(Dataset records)
========================================

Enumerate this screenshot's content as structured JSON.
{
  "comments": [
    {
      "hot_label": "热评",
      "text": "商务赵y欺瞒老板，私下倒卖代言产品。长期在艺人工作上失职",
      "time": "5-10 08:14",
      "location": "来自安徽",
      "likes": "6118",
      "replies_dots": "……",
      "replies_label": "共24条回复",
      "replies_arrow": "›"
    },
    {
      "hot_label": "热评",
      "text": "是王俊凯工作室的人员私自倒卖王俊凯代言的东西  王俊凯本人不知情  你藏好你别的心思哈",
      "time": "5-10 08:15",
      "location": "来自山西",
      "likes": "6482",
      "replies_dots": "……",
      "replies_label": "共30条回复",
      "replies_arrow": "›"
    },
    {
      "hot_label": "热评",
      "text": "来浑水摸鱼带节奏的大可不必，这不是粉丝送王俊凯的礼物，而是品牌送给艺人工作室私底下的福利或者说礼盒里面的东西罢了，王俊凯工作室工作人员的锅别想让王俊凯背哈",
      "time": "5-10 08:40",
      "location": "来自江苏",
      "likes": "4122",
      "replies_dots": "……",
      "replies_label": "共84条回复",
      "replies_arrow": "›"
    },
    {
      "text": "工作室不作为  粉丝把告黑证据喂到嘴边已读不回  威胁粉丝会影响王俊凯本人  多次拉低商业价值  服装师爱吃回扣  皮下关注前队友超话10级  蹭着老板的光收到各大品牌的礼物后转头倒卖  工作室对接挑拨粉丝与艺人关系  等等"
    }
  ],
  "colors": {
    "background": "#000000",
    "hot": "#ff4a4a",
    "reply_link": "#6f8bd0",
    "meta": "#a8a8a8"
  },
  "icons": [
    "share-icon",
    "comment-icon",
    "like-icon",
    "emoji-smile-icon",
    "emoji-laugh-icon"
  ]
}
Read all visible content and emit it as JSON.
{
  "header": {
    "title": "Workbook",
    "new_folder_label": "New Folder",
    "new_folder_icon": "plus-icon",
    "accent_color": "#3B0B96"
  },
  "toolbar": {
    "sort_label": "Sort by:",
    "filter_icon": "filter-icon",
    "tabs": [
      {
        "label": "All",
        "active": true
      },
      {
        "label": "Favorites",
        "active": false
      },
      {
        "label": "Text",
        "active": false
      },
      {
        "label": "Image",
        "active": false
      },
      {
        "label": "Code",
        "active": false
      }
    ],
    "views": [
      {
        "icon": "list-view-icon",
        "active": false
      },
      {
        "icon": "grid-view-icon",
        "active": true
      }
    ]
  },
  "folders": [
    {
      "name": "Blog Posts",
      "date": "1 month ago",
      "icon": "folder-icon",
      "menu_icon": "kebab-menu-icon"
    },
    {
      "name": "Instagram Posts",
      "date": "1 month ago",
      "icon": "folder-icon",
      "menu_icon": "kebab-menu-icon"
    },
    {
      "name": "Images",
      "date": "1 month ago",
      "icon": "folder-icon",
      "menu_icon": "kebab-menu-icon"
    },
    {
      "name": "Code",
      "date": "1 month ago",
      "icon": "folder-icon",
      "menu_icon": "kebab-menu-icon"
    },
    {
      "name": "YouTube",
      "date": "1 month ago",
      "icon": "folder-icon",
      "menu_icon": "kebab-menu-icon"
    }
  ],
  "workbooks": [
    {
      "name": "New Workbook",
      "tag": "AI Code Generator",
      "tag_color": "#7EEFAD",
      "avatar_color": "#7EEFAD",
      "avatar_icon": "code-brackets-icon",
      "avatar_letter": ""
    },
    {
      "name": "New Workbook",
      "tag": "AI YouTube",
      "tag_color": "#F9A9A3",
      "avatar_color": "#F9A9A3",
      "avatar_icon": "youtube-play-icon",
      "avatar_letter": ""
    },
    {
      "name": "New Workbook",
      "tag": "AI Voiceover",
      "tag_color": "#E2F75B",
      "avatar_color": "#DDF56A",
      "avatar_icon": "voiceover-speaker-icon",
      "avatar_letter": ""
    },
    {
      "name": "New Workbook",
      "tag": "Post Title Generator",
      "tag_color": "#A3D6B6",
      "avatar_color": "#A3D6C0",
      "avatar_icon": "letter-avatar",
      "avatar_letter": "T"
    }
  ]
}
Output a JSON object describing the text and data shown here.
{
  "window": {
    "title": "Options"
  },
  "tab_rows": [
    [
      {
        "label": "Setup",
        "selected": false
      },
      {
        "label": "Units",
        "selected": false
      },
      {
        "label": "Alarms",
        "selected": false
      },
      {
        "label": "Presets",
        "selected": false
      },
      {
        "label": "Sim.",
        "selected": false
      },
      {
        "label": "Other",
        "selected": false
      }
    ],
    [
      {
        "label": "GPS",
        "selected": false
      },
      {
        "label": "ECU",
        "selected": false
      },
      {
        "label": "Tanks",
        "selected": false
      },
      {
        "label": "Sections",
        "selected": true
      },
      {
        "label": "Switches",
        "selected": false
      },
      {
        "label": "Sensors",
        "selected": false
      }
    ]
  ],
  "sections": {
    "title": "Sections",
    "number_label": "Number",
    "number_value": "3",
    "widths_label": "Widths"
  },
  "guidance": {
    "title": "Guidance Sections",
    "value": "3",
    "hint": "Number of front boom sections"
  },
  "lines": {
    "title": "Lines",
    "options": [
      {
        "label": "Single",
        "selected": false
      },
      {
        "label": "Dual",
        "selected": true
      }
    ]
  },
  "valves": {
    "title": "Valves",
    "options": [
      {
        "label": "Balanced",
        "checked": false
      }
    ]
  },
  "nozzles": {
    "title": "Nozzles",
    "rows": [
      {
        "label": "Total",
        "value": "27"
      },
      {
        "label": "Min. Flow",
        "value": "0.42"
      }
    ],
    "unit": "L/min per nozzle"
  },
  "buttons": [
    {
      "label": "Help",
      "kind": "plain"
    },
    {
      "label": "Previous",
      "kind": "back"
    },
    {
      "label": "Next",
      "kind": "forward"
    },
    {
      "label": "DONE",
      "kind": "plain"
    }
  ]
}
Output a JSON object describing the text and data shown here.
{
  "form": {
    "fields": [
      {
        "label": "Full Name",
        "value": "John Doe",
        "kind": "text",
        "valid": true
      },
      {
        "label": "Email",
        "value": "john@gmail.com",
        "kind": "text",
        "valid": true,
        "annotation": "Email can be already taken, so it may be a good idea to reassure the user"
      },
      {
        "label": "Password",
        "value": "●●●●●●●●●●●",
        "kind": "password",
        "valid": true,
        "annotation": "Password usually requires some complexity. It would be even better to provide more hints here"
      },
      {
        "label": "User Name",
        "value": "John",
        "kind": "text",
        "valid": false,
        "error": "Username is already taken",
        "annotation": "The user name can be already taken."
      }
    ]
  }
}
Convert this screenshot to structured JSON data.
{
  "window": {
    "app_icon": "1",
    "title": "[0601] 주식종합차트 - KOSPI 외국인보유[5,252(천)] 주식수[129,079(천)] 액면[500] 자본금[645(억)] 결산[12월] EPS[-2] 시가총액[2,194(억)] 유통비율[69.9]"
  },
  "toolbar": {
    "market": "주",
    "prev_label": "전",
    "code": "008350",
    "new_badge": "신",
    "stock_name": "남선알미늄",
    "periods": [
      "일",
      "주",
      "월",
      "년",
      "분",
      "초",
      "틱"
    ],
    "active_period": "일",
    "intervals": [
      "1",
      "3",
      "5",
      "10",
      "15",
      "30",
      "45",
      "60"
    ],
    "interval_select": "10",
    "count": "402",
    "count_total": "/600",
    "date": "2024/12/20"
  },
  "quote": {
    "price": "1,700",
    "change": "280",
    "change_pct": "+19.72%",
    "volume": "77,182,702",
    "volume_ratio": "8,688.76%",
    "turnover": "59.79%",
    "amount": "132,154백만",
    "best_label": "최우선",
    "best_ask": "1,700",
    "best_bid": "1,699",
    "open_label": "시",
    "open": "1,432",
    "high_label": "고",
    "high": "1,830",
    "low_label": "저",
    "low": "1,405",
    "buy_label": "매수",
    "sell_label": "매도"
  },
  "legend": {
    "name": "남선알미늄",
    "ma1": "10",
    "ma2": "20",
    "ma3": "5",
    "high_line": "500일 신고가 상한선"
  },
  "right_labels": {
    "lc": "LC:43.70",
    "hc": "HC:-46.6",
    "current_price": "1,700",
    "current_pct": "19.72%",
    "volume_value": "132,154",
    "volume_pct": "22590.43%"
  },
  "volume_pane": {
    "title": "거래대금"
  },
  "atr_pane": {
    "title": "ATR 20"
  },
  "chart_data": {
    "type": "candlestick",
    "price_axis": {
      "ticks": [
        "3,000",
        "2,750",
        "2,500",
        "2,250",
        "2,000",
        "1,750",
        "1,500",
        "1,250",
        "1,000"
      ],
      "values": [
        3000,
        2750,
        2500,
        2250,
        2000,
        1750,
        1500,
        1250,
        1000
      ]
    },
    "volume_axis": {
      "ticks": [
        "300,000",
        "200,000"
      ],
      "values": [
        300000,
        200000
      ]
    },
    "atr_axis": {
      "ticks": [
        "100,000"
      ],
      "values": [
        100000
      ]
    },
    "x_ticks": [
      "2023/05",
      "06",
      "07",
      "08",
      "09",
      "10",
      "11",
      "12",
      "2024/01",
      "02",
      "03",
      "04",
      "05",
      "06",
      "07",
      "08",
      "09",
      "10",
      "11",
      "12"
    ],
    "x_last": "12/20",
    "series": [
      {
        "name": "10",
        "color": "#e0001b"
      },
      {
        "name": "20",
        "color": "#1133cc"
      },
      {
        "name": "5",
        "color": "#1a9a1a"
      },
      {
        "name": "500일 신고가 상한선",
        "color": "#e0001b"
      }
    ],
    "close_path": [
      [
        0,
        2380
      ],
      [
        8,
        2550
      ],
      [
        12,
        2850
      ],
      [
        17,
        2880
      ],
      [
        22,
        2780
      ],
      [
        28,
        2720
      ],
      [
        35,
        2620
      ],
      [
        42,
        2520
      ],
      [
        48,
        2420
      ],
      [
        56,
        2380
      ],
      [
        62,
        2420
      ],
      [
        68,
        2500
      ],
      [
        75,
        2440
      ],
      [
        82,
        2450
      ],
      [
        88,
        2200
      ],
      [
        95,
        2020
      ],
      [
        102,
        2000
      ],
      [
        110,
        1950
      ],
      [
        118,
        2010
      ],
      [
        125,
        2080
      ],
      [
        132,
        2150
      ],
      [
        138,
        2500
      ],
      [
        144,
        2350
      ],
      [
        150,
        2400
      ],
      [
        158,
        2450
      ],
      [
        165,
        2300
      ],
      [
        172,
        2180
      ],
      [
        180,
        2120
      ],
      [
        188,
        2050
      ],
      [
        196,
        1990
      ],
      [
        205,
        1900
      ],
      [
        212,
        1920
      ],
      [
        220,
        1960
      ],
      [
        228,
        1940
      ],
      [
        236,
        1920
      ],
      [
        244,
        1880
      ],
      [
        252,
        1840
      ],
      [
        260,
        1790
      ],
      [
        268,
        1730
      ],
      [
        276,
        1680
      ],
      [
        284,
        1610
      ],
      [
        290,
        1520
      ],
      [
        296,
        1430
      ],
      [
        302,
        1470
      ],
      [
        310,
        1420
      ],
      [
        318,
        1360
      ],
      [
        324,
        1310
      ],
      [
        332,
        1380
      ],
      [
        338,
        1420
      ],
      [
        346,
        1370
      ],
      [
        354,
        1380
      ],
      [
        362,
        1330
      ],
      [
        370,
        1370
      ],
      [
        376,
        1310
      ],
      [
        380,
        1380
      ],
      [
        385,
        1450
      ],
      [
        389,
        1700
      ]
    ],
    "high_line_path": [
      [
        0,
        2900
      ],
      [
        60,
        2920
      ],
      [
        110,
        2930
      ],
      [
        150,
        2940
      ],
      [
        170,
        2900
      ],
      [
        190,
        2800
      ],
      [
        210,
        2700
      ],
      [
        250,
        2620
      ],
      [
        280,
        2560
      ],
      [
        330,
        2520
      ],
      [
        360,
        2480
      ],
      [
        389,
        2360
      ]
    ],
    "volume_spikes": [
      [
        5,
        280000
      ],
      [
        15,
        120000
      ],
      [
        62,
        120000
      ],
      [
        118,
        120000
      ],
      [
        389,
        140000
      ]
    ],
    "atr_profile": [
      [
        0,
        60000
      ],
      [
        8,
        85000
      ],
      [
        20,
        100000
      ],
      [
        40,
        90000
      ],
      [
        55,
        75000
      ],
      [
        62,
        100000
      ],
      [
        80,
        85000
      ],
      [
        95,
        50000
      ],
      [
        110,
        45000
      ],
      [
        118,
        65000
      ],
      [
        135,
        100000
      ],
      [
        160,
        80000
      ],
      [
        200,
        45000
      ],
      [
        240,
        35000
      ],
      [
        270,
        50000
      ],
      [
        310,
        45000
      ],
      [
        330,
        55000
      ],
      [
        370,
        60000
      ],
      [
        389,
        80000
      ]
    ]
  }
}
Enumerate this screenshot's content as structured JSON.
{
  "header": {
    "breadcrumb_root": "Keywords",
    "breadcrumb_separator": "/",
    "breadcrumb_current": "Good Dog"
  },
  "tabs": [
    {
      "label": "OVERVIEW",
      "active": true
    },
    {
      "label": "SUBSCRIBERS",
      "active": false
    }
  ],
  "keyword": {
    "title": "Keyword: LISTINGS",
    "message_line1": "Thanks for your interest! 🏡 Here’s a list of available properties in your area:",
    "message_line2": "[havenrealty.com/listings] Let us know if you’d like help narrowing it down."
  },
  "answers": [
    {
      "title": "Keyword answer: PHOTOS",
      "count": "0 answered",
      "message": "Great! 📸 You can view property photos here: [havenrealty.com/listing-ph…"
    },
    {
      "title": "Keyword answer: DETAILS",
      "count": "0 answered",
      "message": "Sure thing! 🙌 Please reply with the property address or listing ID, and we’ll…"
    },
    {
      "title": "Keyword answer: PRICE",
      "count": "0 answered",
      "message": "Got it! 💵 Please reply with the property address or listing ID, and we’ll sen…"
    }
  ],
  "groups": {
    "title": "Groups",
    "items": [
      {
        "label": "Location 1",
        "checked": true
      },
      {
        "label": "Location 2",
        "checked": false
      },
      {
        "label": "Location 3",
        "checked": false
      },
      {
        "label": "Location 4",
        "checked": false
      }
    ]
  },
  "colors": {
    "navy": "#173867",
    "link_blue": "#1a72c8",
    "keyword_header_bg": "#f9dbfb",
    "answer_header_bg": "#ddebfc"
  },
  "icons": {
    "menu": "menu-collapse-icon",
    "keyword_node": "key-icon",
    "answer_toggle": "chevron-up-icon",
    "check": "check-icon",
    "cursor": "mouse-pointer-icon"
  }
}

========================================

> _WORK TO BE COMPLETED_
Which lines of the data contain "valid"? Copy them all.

> _THE COMPLETED TASK_
        "valid": true
        "valid": true,
        "valid": true,
        "valid": false,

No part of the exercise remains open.